*WHAT THIS TASK INVOLVES*: The complete set of records below must be repeated precisely as given.

*INPUT FOR THIS TASK*:
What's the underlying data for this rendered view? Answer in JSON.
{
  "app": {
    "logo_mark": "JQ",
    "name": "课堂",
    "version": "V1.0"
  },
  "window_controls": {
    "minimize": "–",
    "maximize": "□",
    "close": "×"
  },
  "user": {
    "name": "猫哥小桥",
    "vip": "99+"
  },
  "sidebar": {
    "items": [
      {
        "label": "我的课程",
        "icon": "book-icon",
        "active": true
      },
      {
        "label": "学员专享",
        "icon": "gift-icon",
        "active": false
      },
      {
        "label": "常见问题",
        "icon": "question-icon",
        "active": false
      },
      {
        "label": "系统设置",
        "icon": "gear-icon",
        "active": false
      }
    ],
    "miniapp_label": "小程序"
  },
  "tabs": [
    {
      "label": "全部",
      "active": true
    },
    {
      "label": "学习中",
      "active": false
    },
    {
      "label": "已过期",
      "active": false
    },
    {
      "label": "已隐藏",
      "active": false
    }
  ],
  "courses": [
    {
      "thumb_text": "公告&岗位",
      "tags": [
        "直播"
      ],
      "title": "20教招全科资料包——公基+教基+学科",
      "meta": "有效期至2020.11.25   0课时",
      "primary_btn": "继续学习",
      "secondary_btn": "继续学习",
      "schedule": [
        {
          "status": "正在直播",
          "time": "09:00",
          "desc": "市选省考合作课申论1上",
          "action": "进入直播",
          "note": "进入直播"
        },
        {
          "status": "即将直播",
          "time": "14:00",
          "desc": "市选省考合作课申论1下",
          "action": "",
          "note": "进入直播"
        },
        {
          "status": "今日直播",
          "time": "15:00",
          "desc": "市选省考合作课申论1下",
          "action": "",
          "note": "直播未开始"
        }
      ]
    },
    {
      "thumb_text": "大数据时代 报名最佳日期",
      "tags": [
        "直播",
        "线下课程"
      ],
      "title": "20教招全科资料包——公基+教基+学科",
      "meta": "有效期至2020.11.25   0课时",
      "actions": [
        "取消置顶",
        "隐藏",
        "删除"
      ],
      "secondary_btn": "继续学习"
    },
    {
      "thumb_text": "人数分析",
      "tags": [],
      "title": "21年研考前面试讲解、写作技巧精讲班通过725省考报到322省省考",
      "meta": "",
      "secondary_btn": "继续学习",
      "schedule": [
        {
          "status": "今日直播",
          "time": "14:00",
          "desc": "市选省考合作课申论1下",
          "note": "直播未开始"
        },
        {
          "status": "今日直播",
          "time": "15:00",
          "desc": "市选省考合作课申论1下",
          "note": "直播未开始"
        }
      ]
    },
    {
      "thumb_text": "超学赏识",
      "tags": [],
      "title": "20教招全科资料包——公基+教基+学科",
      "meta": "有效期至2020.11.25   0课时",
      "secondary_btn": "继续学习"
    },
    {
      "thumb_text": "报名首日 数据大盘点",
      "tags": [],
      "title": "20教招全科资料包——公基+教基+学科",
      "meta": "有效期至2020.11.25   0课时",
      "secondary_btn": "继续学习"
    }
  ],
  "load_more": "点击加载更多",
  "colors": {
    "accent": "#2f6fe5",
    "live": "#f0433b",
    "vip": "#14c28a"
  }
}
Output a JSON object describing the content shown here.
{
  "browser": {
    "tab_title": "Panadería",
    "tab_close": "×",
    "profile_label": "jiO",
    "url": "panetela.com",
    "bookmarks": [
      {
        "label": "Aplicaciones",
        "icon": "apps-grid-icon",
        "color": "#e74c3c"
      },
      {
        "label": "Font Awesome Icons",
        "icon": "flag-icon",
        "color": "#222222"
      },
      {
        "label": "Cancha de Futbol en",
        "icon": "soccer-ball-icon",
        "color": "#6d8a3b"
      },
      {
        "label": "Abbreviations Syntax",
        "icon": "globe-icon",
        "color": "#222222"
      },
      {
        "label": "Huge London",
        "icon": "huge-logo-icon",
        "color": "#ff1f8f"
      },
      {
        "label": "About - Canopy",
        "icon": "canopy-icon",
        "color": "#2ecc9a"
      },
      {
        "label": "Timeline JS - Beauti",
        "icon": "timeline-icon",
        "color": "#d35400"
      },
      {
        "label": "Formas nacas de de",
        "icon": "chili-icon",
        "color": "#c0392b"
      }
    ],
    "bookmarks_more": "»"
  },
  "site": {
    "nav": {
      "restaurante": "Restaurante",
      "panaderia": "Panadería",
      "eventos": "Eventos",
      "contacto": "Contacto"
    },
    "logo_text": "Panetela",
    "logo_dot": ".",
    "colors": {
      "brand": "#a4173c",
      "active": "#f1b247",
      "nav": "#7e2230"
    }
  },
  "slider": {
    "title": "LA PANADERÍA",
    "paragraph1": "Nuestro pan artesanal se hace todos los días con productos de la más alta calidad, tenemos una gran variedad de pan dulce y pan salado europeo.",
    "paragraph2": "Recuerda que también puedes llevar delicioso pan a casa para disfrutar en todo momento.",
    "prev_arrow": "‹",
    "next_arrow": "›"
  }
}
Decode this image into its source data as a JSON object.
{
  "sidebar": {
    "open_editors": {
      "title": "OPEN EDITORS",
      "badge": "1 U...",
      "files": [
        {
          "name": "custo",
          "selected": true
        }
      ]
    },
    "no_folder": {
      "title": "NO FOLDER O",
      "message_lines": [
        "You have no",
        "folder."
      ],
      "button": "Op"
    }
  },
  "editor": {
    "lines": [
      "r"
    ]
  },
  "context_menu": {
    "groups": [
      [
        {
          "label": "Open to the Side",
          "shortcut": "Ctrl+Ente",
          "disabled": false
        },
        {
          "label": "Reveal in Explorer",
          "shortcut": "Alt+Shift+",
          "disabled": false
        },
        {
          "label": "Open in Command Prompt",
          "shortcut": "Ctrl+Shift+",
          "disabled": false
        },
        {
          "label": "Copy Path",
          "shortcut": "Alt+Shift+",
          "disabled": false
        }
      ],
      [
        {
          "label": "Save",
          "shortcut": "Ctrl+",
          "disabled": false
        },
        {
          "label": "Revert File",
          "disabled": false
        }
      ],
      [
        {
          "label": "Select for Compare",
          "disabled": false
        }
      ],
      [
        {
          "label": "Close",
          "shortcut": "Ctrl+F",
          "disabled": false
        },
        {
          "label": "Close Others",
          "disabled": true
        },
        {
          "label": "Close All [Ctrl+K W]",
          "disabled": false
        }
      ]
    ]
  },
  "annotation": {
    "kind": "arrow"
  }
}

*WORKED SOLUTION*:
What's the underlying data for this rendered view? Answer in JSON.
{
  "app": {
    "logo_mark": "JQ",
    "name": "课堂",
    "version": "V1.0"
  },
  "window_controls": {
    "minimize": "–",
    "maximize": "□",
    "close": "×"
  },
  "user": {
    "name": "猫哥小桥",
    "vip": "99+"
  },
  "sidebar": {
    "items": [
      {
        "label": "我的课程",
        "icon": "book-icon",
        "active": true
      },
      {
        "label": "学员专享",
        "icon": "gift-icon",
        "active": false
      },
      {
        "label": "常见问题",
        "icon": "question-icon",
        "active": false
      },
      {
        "label": "系统设置",
        "icon": "gear-icon",
        "active": false
      }
    ],
    "miniapp_label": "小程序"
  },
  "tabs": [
    {
      "label": "全部",
      "active": true
    },
    {
      "label": "学习中",
      "active": false
    },
    {
      "label": "已过期",
      "active": false
    },
    {
      "label": "已隐藏",
      "active": false
    }
  ],
  "courses": [
    {
      "thumb_text": "公告&岗位",
      "tags": [
        "直播"
      ],
      "title": "20教招全科资料包——公基+教基+学科",
      "meta": "有效期至2020.11.25   0课时",
      "primary_btn": "继续学习",
      "secondary_btn": "继续学习",
      "schedule": [
        {
          "status": "正在直播",
          "time": "09:00",
          "desc": "市选省考合作课申论1上",
          "action": "进入直播",
          "note": "进入直播"
        },
        {
          "status": "即将直播",
          "time": "14:00",
          "desc": "市选省考合作课申论1下",
          "action": "",
          "note": "进入直播"
        },
        {
          "status": "今日直播",
          "time": "15:00",
          "desc": "市选省考合作课申论1下",
          "action": "",
          "note": "直播未开始"
        }
      ]
    },
    {
      "thumb_text": "大数据时代 报名最佳日期",
      "tags": [
        "直播",
        "线下课程"
      ],
      "title": "20教招全科资料包——公基+教基+学科",
      "meta": "有效期至2020.11.25   0课时",
      "actions": [
        "取消置顶",
        "隐藏",
        "删除"
      ],
      "secondary_btn": "继续学习"
    },
    {
      "thumb_text": "人数分析",
      "tags": [],
      "title": "21年研考前面试讲解、写作技巧精讲班通过725省考报到322省省考",
      "meta": "",
      "secondary_btn": "继续学习",
      "schedule": [
        {
          "status": "今日直播",
          "time": "14:00",
          "desc": "市选省考合作课申论1下",
          "note": "直播未开始"
        },
        {
          "status": "今日直播",
          "time": "15:00",
          "desc": "市选省考合作课申论1下",
          "note": "直播未开始"
        }
      ]
    },
    {
      "thumb_text": "超学赏识",
      "tags": [],
      "title": "20教招全科资料包——公基+教基+学科",
      "meta": "有效期至2020.11.25   0课时",
      "secondary_btn": "继续学习"
    },
    {
      "thumb_text": "报名首日 数据大盘点",
      "tags": [],
      "title": "20教招全科资料包——公基+教基+学科",
      "meta": "有效期至2020.11.25   0课时",
      "secondary_btn": "继续学习"
    }
  ],
  "load_more": "点击加载更多",
  "colors": {
    "accent": "#2f6fe5",
    "live": "#f0433b",
    "vip": "#14c28a"
  }
}
Output a JSON object describing the content shown here.
{
  "browser": {
    "tab_title": "Panadería",
    "tab_close": "×",
    "profile_label": "jiO",
    "url": "panetela.com",
    "bookmarks": [
      {
        "label": "Aplicaciones",
        "icon": "apps-grid-icon",
        "color": "#e74c3c"
      },
      {
        "label": "Font Awesome Icons",
        "icon": "flag-icon",
        "color": "#222222"
      },
      {
        "label": "Cancha de Futbol en",
        "icon": "soccer-ball-icon",
        "color": "#6d8a3b"
      },
      {
        "label": "Abbreviations Syntax",
        "icon": "globe-icon",
        "color": "#222222"
      },
      {
        "label": "Huge London",
        "icon": "huge-logo-icon",
        "color": "#ff1f8f"
      },
      {
        "label": "About - Canopy",
        "icon": "canopy-icon",
        "color": "#2ecc9a"
      },
      {
        "label": "Timeline JS - Beauti",
        "icon": "timeline-icon",
        "color": "#d35400"
      },
      {
        "label": "Formas nacas de de",
        "icon": "chili-icon",
        "color": "#c0392b"
      }
    ],
    "bookmarks_more": "»"
  },
  "site": {
    "nav": {
      "restaurante": "Restaurante",
      "panaderia": "Panadería",
      "eventos": "Eventos",
      "contacto": "Contacto"
    },
    "logo_text": "Panetela",
    "logo_dot": ".",
    "colors": {
      "brand": "#a4173c",
      "active": "#f1b247",
      "nav": "#7e2230"
    }
  },
  "slider": {
    "title": "LA PANADERÍA",
    "paragraph1": "Nuestro pan artesanal se hace todos los días con productos de la más alta calidad, tenemos una gran variedad de pan dulce y pan salado europeo.",
    "paragraph2": "Recuerda que también puedes llevar delicioso pan a casa para disfrutar en todo momento.",
    "prev_arrow": "‹",
    "next_arrow": "›"
  }
}
Decode this image into its source data as a JSON object.
{
  "sidebar": {
    "open_editors": {
      "title": "OPEN EDITORS",
      "badge": "1 U...",
      "files": [
        {
          "name": "custo",
          "selected": true
        }
      ]
    },
    "no_folder": {
      "title": "NO FOLDER O",
      "message_lines": [
        "You have no",
        "folder."
      ],
      "button": "Op"
    }
  },
  "editor": {
    "lines": [
      "r"
    ]
  },
  "context_menu": {
    "groups": [
      [
        {
          "label": "Open to the Side",
          "shortcut": "Ctrl+Ente",
          "disabled": false
        },
        {
          "label": "Reveal in Explorer",
          "shortcut": "Alt+Shift+",
          "disabled": false
        },
        {
          "label": "Open in Command Prompt",
          "shortcut": "Ctrl+Shift+",
          "disabled": false
        },
        {
          "label": "Copy Path",
          "shortcut": "Alt+Shift+",
          "disabled": false
        }
      ],
      [
        {
          "label": "Save",
          "shortcut": "Ctrl+",
          "disabled": false
        },
        {
          "label": "Revert File",
          "disabled": false
        }
      ],
      [
        {
          "label": "Select for Compare",
          "disabled": false
        }
      ],
      [
        {
          "label": "Close",
          "shortcut": "Ctrl+F",
          "disabled": false
        },
        {
          "label": "Close Others",
          "disabled": true
        },
        {
          "label": "Close All [Ctrl+K W]",
          "disabled": false
        }
      ]
    ]
  },
  "annotation": {
    "kind": "arrow"
  }
}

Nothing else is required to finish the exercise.